The downside is that the treatment requires two procedures — one to remove the cells and a second to put them back — and a long, restrictive recovery period that can take as much as a year before full function returns. Initially, the patient must lie flat in bed (hooked up to a continuous passive motion machine to prevent scar tissue from forming) for as long as six weeks to allow the cells to adhere to the bone and proliferate.
“Those cells are like newborn babies in there,” says Nicholas DiNubile, a Pennsylvania orthopedic surgeon. “If you put weight on them, they won’t grow.”

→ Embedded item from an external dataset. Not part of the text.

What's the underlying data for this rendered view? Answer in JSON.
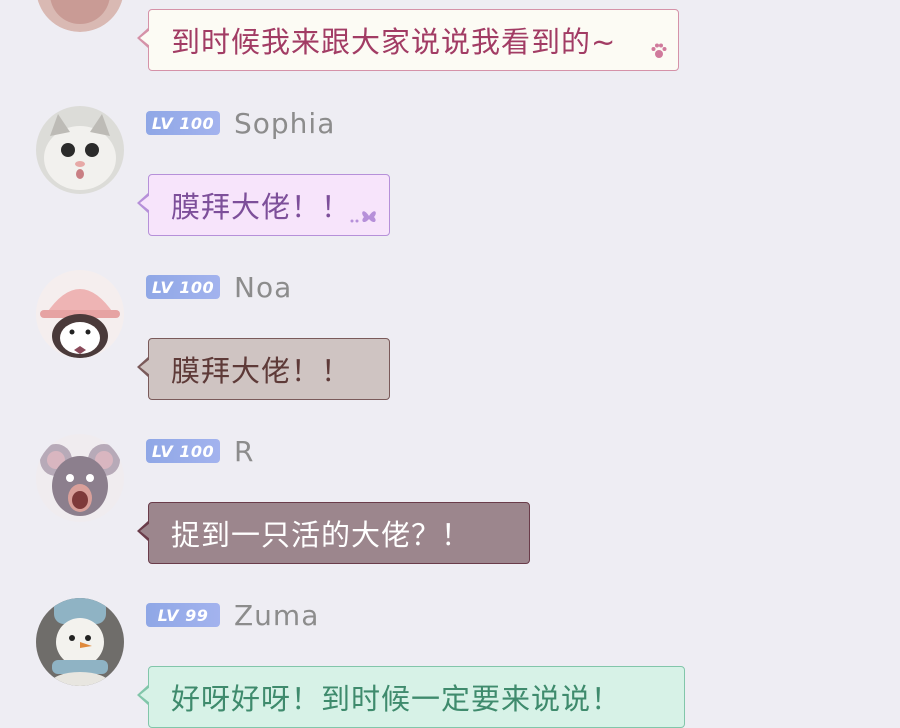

Oates, who underwent the implant on Sept. 8, spent six weeks flat on his back in bed. He has since progressed from two crutches to one, and hopes to be using a cane before the end of the month. He’s also wearing a straight leg brace for the next few months.
Full recovery — which includes a gradual return to easy daily activities, followed by moderate moves, such as walking or pool running, and then full sports functioning, such as running — takes nine to 12 months following surgery. But experts believe the alternative is worse.
When the lesions are left untreated, they become larger, often causing damage on the other side of the knee, “and that’s essentially arthritis,” says Barker, who also is a team physician for the Carolina Hurricanes hockey team and North Carolina State University.
The name of the procedure is a mouthful — autologous cultured chondrocytes on porcine collagen membrane — commonly called MACI.
“With it, you can hold off and maybe prevent the development of arthritis, as well as a knee replacement,” Barker says. “It’s a significant advancement in the prevention of arthritis.”
It’s not for those with full-blown osteoarthritis, since there must be normal surrounding cartilage remaining for the implant to heal appropriately. Also, MACI cannot correct the underlying spurs and cysts that can develop with arthritis.
“By then, it’s too late to use it,” DiNubile says. “You can fix those potholes early on, but you can’t repave the whole road. It’s a way to replace cartilage before it becomes debilitating osteoarthritis, and it’s a game-changer. It’s about saving knees, not replacing them.”
The ideal candidates are ages 18 to 55, who are physically active and have isolated areas of cartilage loss.
“The treatments depend less on your actual age, but the age of your joints and your expectations and activity levels,” Sherman says. “MACI can be used on any part of the knee joint, on any cartilage defect in the knee. It preserves the joint, restores the cartilage, allowing the patient to return to his or her sports, or other activities, pain-free.”
The manufacturer of MACI is Vericel, a company based in Cambridge, Mass., that develops cell therapies. The company cultures the cartilage cells and produces the cell-embedded membrane. To be sure, insurance policies vary, but insurance typically covers some or most of the procedure — which can be expensive — costing about $30,000 or more, experts say.
Studies suggest it is more effective than another procedure, microfracture surgery, often used before cartilage cell regeneration came along. It involves creating small holes in the bone under the cartilage defect that stimulate the growth of fibrocartilage, a type of cartilage that resembles scar tissue. Fibrocartilage isn’t as strong or durable as hyaline cartilage, the native cartilage found in the knee and the type that MACI produces, experts say.
“Former high level athletes or college athletes who do pounding sports — football players, soccer players — used to do microfracture surgery,” Ferrell says. “The area would look better at first, but it wouldn’t last. As soon as they started to run and jump and play on it, they would have symptoms again.”
While so far limited to the knee, experts think eventually the procedure could help restore cartilage lost in other joints, for example, shoulders, ankles or hips.
“The hope is that this is just the beginning,” Barker says.
Oates is upbeat, despite knowing he will be sidelined from running for most, if not all, of the coming year.
“It’s a minor setback,” he says. “I see the ultimate reward as bigger than the sacrifice.”